(Element data from apps and pages)
--- --- ---

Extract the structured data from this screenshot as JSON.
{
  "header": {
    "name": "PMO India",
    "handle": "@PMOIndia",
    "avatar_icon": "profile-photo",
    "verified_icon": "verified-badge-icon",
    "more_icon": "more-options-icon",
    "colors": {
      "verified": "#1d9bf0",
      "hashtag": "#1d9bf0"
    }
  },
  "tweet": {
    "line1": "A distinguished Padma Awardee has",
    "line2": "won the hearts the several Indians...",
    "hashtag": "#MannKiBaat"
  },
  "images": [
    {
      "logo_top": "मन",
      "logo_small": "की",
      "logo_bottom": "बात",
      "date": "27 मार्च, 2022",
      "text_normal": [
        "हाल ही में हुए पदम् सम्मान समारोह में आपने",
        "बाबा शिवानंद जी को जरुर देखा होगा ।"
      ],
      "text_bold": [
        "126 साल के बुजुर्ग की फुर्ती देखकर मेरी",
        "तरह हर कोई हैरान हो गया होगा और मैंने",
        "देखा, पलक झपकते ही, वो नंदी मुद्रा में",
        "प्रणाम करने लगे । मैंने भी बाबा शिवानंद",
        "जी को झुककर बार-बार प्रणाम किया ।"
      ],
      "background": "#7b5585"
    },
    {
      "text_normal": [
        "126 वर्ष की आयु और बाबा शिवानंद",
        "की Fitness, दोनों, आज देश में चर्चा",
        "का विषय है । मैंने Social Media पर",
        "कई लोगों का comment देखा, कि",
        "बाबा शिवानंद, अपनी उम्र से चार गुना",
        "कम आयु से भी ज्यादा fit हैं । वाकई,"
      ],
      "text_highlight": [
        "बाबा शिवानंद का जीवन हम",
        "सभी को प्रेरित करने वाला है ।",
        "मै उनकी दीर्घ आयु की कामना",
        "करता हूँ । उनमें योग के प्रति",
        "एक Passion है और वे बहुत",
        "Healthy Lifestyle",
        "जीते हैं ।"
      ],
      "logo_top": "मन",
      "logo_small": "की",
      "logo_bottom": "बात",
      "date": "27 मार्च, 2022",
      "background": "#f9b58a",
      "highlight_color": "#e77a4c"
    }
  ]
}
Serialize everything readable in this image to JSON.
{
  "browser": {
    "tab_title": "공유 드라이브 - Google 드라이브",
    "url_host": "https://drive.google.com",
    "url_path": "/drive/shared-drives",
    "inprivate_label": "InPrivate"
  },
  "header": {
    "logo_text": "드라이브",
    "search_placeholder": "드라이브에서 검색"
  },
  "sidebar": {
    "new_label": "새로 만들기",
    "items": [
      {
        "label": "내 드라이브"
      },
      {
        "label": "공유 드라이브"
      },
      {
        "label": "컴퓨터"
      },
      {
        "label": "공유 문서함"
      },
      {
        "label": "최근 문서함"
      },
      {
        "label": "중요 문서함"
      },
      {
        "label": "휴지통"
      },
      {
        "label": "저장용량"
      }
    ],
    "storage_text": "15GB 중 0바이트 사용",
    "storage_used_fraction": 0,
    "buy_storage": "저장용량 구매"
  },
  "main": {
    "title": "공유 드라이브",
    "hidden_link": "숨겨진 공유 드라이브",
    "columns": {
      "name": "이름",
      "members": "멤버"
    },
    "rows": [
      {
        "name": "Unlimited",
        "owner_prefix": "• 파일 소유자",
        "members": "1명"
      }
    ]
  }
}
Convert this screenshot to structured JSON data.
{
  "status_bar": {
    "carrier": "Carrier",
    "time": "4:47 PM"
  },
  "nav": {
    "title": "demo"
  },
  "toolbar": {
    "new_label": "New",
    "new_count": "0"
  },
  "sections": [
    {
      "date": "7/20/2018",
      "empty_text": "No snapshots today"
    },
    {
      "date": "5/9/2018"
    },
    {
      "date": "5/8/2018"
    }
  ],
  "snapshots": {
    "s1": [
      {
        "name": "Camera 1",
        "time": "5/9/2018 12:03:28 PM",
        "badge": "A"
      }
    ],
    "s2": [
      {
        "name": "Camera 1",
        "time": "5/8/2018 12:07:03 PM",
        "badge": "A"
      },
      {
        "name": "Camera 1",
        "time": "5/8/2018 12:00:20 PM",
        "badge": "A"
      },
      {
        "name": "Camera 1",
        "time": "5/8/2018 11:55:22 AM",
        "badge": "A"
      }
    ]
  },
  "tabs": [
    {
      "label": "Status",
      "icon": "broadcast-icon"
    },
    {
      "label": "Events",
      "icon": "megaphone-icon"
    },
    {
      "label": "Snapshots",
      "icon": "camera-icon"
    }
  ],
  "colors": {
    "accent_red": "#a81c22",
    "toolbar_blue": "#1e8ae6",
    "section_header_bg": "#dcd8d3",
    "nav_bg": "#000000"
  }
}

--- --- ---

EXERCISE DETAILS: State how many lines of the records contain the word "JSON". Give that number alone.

TASK ANSWER: 3